TAMPA, Fla. - Concerns of racial profiling following the vague description of a suspect wanted for a string of murders in Seminole Heights drove about 30 people to meet with Tampa police on Thursday. The meeting, hosted by the Tampa NAACP, also brought out concerns that anyone can be a suspect. There are more officers in the neighborhood that are stopping more people because a murder suspect is on the loose, not because of racial profiling, Dugan said.
TAMPA, Fla. -- The reward for information leading to an arrest in four unsolved murders in Tampa’s Seminole Heights neighborhood is now at $91,000. Wednesday, Tampa’s Police Chief Brian Dugan said they’ve received more than 450 tips since Tuesday’s murder of 60-year-old Ronald Felton. Police say Felton was shot in the back several times just before 5 a.m. as he was crossing the street to a church where he regularly helped feed the homeless.
Muck Rack makes it simple to find people, tweets, or articles that mention any name, keyword, company, hashtag etc. We've compiled this guide to help you make the most of your search.
Selecting a term
Start searching tweets, articles from media outlets, articles mentioned in tweets, journalists'
names, titles and bios with some suggested searches:
Companies or Topics (e.g. iPhone, Microsoft)
Phrases (e.g. "cloud computing") — use quotes to keep the terms together
Twitter handles (e.g. @username) — returns those who have mentioned or replied to
Names (e.g. "David Pogue")
Hashtags (e.g. #sxsw, #london2012)
Bio details (e.g. vegan, Olympics, father)

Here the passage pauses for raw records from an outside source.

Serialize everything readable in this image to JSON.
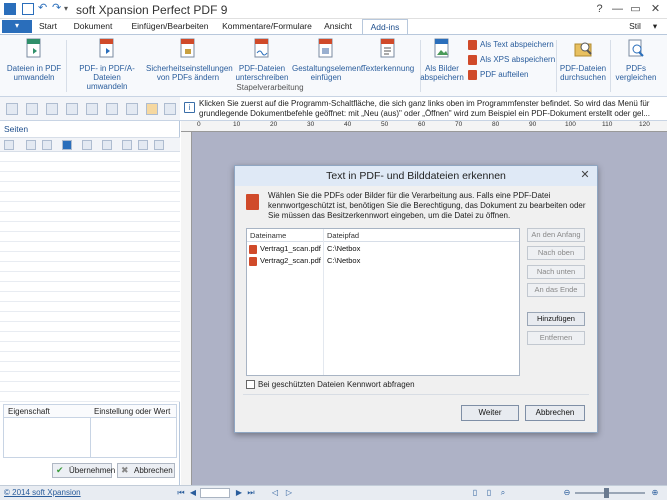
{
  "window": {
    "title": "soft Xpansion Perfect PDF 9",
    "style_label": "Stil"
  },
  "tabs": [
    {
      "label": "Start"
    },
    {
      "label": "Dokument"
    },
    {
      "label": "Einfügen/Bearbeiten"
    },
    {
      "label": "Kommentare/Formulare"
    },
    {
      "label": "Ansicht"
    },
    {
      "label": "Add-ins"
    }
  ],
  "ribbon": {
    "buttons": [
      {
        "label1": "Dateien in PDF",
        "label2": "umwandeln"
      },
      {
        "label1": "PDF- in PDF/A-Dateien",
        "label2": "umwandeln"
      },
      {
        "label1": "Sicherheitseinstellungen",
        "label2": "von PDFs ändern"
      },
      {
        "label1": "PDF-Dateien",
        "label2": "unterschreiben"
      },
      {
        "label1": "Gestaltungselement",
        "label2": "einfügen"
      },
      {
        "label1": "Texterkennung",
        "label2": ""
      },
      {
        "label1": "Als Bilder",
        "label2": "abspeichern"
      },
      {
        "label1": "PDF-Dateien",
        "label2": "durchsuchen"
      },
      {
        "label1": "PDFs",
        "label2": "vergleichen"
      }
    ],
    "small": [
      "Als Text abspeichern",
      "Als XPS abspeichern",
      "PDF aufteilen"
    ],
    "group_label": "Stapelverarbeitung"
  },
  "infobar": {
    "text": "Klicken Sie zuerst auf die Programm-Schaltfläche, die sich ganz links oben im Programmfenster befindet. So wird das Menü für grundlegende Dokumentbefehle geöffnet: mit „Neu (aus)\" oder „Öffnen\" wird zum Beispiel ein PDF-Dokument erstellt oder gel..."
  },
  "leftpanel": {
    "title": "Seiten",
    "prop_col1": "Eigenschaft",
    "prop_col2": "Einstellung oder Wert",
    "apply_label": "Übernehmen",
    "cancel_label": "Abbrechen"
  },
  "ruler": {
    "ticks": [
      "0",
      "10",
      "20",
      "30",
      "40",
      "50",
      "60",
      "70",
      "80",
      "90",
      "100",
      "110",
      "120"
    ]
  },
  "dialog": {
    "title": "Text in PDF- und Bilddateien erkennen",
    "message": "Wählen Sie die PDFs oder Bilder für die Verarbeitung aus. Falls eine PDF-Datei kennwortgeschützt ist, benötigen Sie die Berechtigung, das Dokument zu bearbeiten oder Sie müssen das Besitzerkennwort eingeben, um die Datei zu öffnen.",
    "col_name": "Dateiname",
    "col_path": "Dateipfad",
    "files": [
      {
        "name": "Vertrag1_scan.pdf",
        "path": "C:\\Netbox"
      },
      {
        "name": "Vertrag2_scan.pdf",
        "path": "C:\\Netbox"
      }
    ],
    "side_buttons": {
      "to_start": "An den Anfang",
      "up": "Nach oben",
      "down": "Nach unten",
      "to_end": "An das Ende",
      "add": "Hinzufügen",
      "remove": "Entfernen"
    },
    "checkbox_label": "Bei geschützten Dateien Kennwort abfragen",
    "next_label": "Weiter",
    "cancel_label": "Abbrechen"
  },
  "status": {
    "copyright": "© 2014 soft Xpansion"
  },
  "colors": {
    "accent": "#2a6ebb",
    "canvas": "#aeb2c6",
    "pdf_icon": "#d04a2a"
  }
}
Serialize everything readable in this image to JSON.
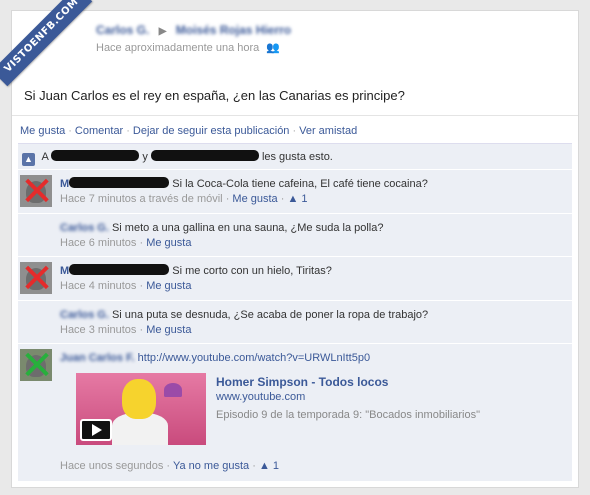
{
  "watermark": "VISTOENFB.COM",
  "post": {
    "author": "Carlos G.",
    "arrow": "▶",
    "target": "Moisés Rojas Hierro",
    "time": "Hace aproximadamente una hora",
    "status": "Si Juan Carlos es el rey en españa, ¿en las Canarias es principe?"
  },
  "actions": [
    "Me gusta",
    "Comentar",
    "Dejar de seguir esta publicación",
    "Ver amistad"
  ],
  "likes": {
    "prefix": "A",
    "joiner": "y",
    "suffix": "les gusta esto."
  },
  "comments": [
    {
      "author": "M",
      "text": "Si la Coca-Cola tiene cafeina, El café tiene cocaina?",
      "time": "Hace 7 minutos a través de móvil",
      "like": "Me gusta",
      "count": "1",
      "mark": "red"
    },
    {
      "author": "Carlos G.",
      "text": "Si meto a una gallina en una sauna, ¿Me suda la polla?",
      "time": "Hace 6 minutos",
      "like": "Me gusta"
    },
    {
      "author": "M",
      "text": "Si me corto con un hielo, Tiritas?",
      "time": "Hace 4 minutos",
      "like": "Me gusta",
      "mark": "red"
    },
    {
      "author": "Carlos G.",
      "text": "Si una puta se desnuda, ¿Se acaba de poner la ropa de trabajo?",
      "time": "Hace 3 minutos",
      "like": "Me gusta"
    },
    {
      "author": "Juan Carlos F.",
      "link": "http://www.youtube.com/watch?v=URWLnItt5p0",
      "time": "Hace unos segundos",
      "like": "Ya no me gusta",
      "count": "1",
      "mark": "green",
      "share": {
        "title": "Homer Simpson - Todos locos",
        "url": "www.youtube.com",
        "desc": "Episodio 9 de la temporada 9: \"Bocados inmobiliarios\""
      }
    }
  ],
  "colors": {
    "link": "#3b5998",
    "ufi_bg": "#eceff5",
    "red_mark": "#e52b2b",
    "green_mark": "#27b03c"
  },
  "icons": {
    "mark_red": "✕",
    "mark_green": "✕",
    "thumb": "👍",
    "friends": "👥"
  }
}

Muck Rack's Advanced Search allows for many boolean operators.
Find results that mention multiple specified terms, use AND or
+. For example, ensure each result contains both Elon Musk and Mark Zuckerberg by
searching Musk AND Zuckerberg or Musk + Zuckerberg.
Use the operators OR or , to broaden your search when you'd like either of
multiple terms to appear in results. (This is the default behavior of our search when no operators
are used). For example, results will contain either cake or cookie by searching cake OR cookie or cake,cookie
Use NOT or - to subtract results from your search. For
example, searching Disney will yield results about the Walt Disney Company as well as Walt Disney
World Resort. To exclude mentions of Disney World, search for Disney -World or Disney
When using one of these operators with a phrase, enclose it in quotation marks. For example, you can
find results about smartphones excluding Apple's iPhone 4S by searching smartphone -"iPhone
Exact case matching or punctuation
If you're searching for a brand name or keyword that relies on specific punctuation marks or capitalization, you can
find results that match your exact query by adding matchcase: before the keyword you're searching for, like matchcase:E*TRADE .
Use parentheses to separate multiple
boolean phrases. For example, to find journalists talking about having fun in Disney World or
Disneyland, search for ("disney world" OR disneyland) AND fun.
An asterisk can be used to search for any variation of a root word truncated by the asterisk. For example, searching for admin* will return results for administrator, administration, administer, administered, etc.
A near operator is an AND operator where you can control the distance between the words. You can vary the distance the near operation uses by adding a forward slash and number (between 0-99) such as strawberries NEAR/10 "whipped cream", which means the strawberries must exist within 10 words of "whipped cream".